**** RECORDS ****

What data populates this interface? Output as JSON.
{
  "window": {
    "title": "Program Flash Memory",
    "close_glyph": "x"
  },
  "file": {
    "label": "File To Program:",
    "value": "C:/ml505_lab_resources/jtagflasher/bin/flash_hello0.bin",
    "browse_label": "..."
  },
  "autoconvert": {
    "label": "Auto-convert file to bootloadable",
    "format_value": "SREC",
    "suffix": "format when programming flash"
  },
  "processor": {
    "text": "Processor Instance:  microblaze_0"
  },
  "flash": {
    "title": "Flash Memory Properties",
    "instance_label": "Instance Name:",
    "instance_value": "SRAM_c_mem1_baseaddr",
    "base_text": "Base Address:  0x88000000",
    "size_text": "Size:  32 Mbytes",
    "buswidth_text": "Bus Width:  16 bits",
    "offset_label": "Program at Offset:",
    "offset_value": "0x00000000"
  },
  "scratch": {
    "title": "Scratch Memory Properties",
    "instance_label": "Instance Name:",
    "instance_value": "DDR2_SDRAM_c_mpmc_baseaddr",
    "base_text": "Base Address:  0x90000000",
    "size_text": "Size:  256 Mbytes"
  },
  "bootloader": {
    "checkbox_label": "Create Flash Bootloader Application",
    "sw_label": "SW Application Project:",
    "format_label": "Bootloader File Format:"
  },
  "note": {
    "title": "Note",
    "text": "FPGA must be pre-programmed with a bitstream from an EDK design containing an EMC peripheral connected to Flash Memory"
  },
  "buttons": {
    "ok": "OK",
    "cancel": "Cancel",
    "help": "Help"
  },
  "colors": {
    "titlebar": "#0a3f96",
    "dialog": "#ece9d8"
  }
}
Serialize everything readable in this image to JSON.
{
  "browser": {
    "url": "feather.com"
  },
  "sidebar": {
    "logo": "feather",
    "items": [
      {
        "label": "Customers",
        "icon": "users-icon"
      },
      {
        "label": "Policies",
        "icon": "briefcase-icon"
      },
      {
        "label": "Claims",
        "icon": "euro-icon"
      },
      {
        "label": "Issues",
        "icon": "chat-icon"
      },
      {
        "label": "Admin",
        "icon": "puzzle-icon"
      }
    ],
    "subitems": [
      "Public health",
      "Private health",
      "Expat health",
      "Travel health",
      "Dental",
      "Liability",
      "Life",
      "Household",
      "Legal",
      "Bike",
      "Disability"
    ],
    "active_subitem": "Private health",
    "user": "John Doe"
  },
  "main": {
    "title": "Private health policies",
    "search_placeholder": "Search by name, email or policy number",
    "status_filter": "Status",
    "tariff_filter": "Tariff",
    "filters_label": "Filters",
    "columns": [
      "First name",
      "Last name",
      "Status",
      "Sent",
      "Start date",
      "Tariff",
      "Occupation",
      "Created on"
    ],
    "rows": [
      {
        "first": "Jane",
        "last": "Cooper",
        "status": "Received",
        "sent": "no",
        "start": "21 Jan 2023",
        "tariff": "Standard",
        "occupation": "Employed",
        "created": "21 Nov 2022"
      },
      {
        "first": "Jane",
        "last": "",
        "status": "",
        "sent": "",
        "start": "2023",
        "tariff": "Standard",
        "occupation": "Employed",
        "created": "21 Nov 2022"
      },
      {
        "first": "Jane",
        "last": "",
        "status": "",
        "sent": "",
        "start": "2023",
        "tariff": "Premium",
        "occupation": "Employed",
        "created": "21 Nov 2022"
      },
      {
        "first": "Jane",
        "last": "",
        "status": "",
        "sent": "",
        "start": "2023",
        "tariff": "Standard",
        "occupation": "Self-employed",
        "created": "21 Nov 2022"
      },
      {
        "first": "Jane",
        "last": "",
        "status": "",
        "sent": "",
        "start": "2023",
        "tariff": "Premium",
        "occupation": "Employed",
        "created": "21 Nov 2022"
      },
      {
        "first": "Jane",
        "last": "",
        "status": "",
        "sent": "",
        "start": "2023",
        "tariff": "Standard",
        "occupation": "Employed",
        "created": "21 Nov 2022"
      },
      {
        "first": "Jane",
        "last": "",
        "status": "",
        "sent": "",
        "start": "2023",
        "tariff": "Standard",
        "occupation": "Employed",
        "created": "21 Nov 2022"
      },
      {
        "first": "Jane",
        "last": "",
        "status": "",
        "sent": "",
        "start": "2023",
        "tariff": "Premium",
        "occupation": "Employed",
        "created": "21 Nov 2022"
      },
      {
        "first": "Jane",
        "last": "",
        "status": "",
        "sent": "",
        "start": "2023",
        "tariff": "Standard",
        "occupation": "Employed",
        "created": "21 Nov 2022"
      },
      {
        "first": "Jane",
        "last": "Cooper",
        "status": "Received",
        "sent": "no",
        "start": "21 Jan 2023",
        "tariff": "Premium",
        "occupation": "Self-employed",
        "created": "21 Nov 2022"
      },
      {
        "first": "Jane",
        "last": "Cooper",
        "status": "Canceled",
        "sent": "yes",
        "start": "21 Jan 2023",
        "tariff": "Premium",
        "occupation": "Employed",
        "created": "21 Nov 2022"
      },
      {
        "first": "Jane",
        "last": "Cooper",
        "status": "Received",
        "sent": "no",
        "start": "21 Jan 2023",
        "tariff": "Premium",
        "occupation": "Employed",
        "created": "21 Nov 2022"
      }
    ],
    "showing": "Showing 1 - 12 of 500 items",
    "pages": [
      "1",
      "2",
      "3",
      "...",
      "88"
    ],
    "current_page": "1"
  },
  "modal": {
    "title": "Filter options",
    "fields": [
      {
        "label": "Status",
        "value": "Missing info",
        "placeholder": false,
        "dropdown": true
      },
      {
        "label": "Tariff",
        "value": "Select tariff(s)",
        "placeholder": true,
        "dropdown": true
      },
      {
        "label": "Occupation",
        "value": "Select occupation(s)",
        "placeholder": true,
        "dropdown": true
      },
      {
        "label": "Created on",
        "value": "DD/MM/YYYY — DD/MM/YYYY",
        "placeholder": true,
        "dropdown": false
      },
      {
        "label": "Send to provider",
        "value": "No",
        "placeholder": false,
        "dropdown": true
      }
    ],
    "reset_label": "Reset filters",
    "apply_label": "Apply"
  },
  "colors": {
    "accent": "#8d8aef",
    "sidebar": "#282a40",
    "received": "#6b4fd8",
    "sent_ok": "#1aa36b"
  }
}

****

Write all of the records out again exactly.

■ ANSWER SECTION
What data populates this interface? Output as JSON.
{
  "window": {
    "title": "Program Flash Memory",
    "close_glyph": "x"
  },
  "file": {
    "label": "File To Program:",
    "value": "C:/ml505_lab_resources/jtagflasher/bin/flash_hello0.bin",
    "browse_label": "..."
  },
  "autoconvert": {
    "label": "Auto-convert file to bootloadable",
    "format_value": "SREC",
    "suffix": "format when programming flash"
  },
  "processor": {
    "text": "Processor Instance:  microblaze_0"
  },
  "flash": {
    "title": "Flash Memory Properties",
    "instance_label": "Instance Name:",
    "instance_value": "SRAM_c_mem1_baseaddr",
    "base_text": "Base Address:  0x88000000",
    "size_text": "Size:  32 Mbytes",
    "buswidth_text": "Bus Width:  16 bits",
    "offset_label": "Program at Offset:",
    "offset_value": "0x00000000"
  },
  "scratch": {
    "title": "Scratch Memory Properties",
    "instance_label": "Instance Name:",
    "instance_value": "DDR2_SDRAM_c_mpmc_baseaddr",
    "base_text": "Base Address:  0x90000000",
    "size_text": "Size:  256 Mbytes"
  },
  "bootloader": {
    "checkbox_label": "Create Flash Bootloader Application",
    "sw_label": "SW Application Project:",
    "format_label": "Bootloader File Format:"
  },
  "note": {
    "title": "Note",
    "text": "FPGA must be pre-programmed with a bitstream from an EDK design containing an EMC peripheral connected to Flash Memory"
  },
  "buttons": {
    "ok": "OK",
    "cancel": "Cancel",
    "help": "Help"
  },
  "colors": {
    "titlebar": "#0a3f96",
    "dialog": "#ece9d8"
  }
}
Serialize everything readable in this image to JSON.
{
  "browser": {
    "url": "feather.com"
  },
  "sidebar": {
    "logo": "feather",
    "items": [
      {
        "label": "Customers",
        "icon": "users-icon"
      },
      {
        "label": "Policies",
        "icon": "briefcase-icon"
      },
      {
        "label": "Claims",
        "icon": "euro-icon"
      },
      {
        "label": "Issues",
        "icon": "chat-icon"
      },
      {
        "label": "Admin",
        "icon": "puzzle-icon"
      }
    ],
    "subitems": [
      "Public health",
      "Private health",
      "Expat health",
      "Travel health",
      "Dental",
      "Liability",
      "Life",
      "Household",
      "Legal",
      "Bike",
      "Disability"
    ],
    "active_subitem": "Private health",
    "user": "John Doe"
  },
  "main": {
    "title": "Private health policies",
    "search_placeholder": "Search by name, email or policy number",
    "status_filter": "Status",
    "tariff_filter": "Tariff",
    "filters_label": "Filters",
    "columns": [
      "First name",
      "Last name",
      "Status",
      "Sent",
      "Start date",
      "Tariff",
      "Occupation",
      "Created on"
    ],
    "rows": [
      {
        "first": "Jane",
        "last": "Cooper",
        "status": "Received",
        "sent": "no",
        "start": "21 Jan 2023",
        "tariff": "Standard",
        "occupation": "Employed",
        "created": "21 Nov 2022"
      },
      {
        "first": "Jane",
        "last": "",
        "status": "",
        "sent": "",
        "start": "2023",
        "tariff": "Standard",
        "occupation": "Employed",
        "created": "21 Nov 2022"
      },
      {
        "first": "Jane",
        "last": "",
        "status": "",
        "sent": "",
        "start": "2023",
        "tariff": "Premium",
        "occupation": "Employed",
        "created": "21 Nov 2022"
      },
      {
        "first": "Jane",
        "last": "",
        "status": "",
        "sent": "",
        "start": "2023",
        "tariff": "Standard",
        "occupation": "Self-employed",
        "created": "21 Nov 2022"
      },
      {
        "first": "Jane",
        "last": "",
        "status": "",
        "sent": "",
        "start": "2023",
        "tariff": "Premium",
        "occupation": "Employed",
        "created": "21 Nov 2022"
      },
      {
        "first": "Jane",
        "last": "",
        "status": "",
        "sent": "",
        "start": "2023",
        "tariff": "Standard",
        "occupation": "Employed",
        "created": "21 Nov 2022"
      },
      {
        "first": "Jane",
        "last": "",
        "status": "",
        "sent": "",
        "start": "2023",
        "tariff": "Standard",
        "occupation": "Employed",
        "created": "21 Nov 2022"
      },
      {
        "first": "Jane",
        "last": "",
        "status": "",
        "sent": "",
        "start": "2023",
        "tariff": "Premium",
        "occupation": "Employed",
        "created": "21 Nov 2022"
      },
      {
        "first": "Jane",
        "last": "",
        "status": "",
        "sent": "",
        "start": "2023",
        "tariff": "Standard",
        "occupation": "Employed",
        "created": "21 Nov 2022"
      },
      {
        "first": "Jane",
        "last": "Cooper",
        "status": "Received",
        "sent": "no",
        "start": "21 Jan 2023",
        "tariff": "Premium",
        "occupation": "Self-employed",
        "created": "21 Nov 2022"
      },
      {
        "first": "Jane",
        "last": "Cooper",
        "status": "Canceled",
        "sent": "yes",
        "start": "21 Jan 2023",
        "tariff": "Premium",
        "occupation": "Employed",
        "created": "21 Nov 2022"
      },
      {
        "first": "Jane",
        "last": "Cooper",
        "status": "Received",
        "sent": "no",
        "start": "21 Jan 2023",
        "tariff": "Premium",
        "occupation": "Employed",
        "created": "21 Nov 2022"
      }
    ],
    "showing": "Showing 1 - 12 of 500 items",
    "pages": [
      "1",
      "2",
      "3",
      "...",
      "88"
    ],
    "current_page": "1"
  },
  "modal": {
    "title": "Filter options",
    "fields": [
      {
        "label": "Status",
        "value": "Missing info",
        "placeholder": false,
        "dropdown": true
      },
      {
        "label": "Tariff",
        "value": "Select tariff(s)",
        "placeholder": true,
        "dropdown": true
      },
      {
        "label": "Occupation",
        "value": "Select occupation(s)",
        "placeholder": true,
        "dropdown": true
      },
      {
        "label": "Created on",
        "value": "DD/MM/YYYY — DD/MM/YYYY",
        "placeholder": true,
        "dropdown": false
      },
      {
        "label": "Send to provider",
        "value": "No",
        "placeholder": false,
        "dropdown": true
      }
    ],
    "reset_label": "Reset filters",
    "apply_label": "Apply"
  },
  "colors": {
    "accent": "#8d8aef",
    "sidebar": "#282a40",
    "received": "#6b4fd8",
    "sent_ok": "#1aa36b"
  }
}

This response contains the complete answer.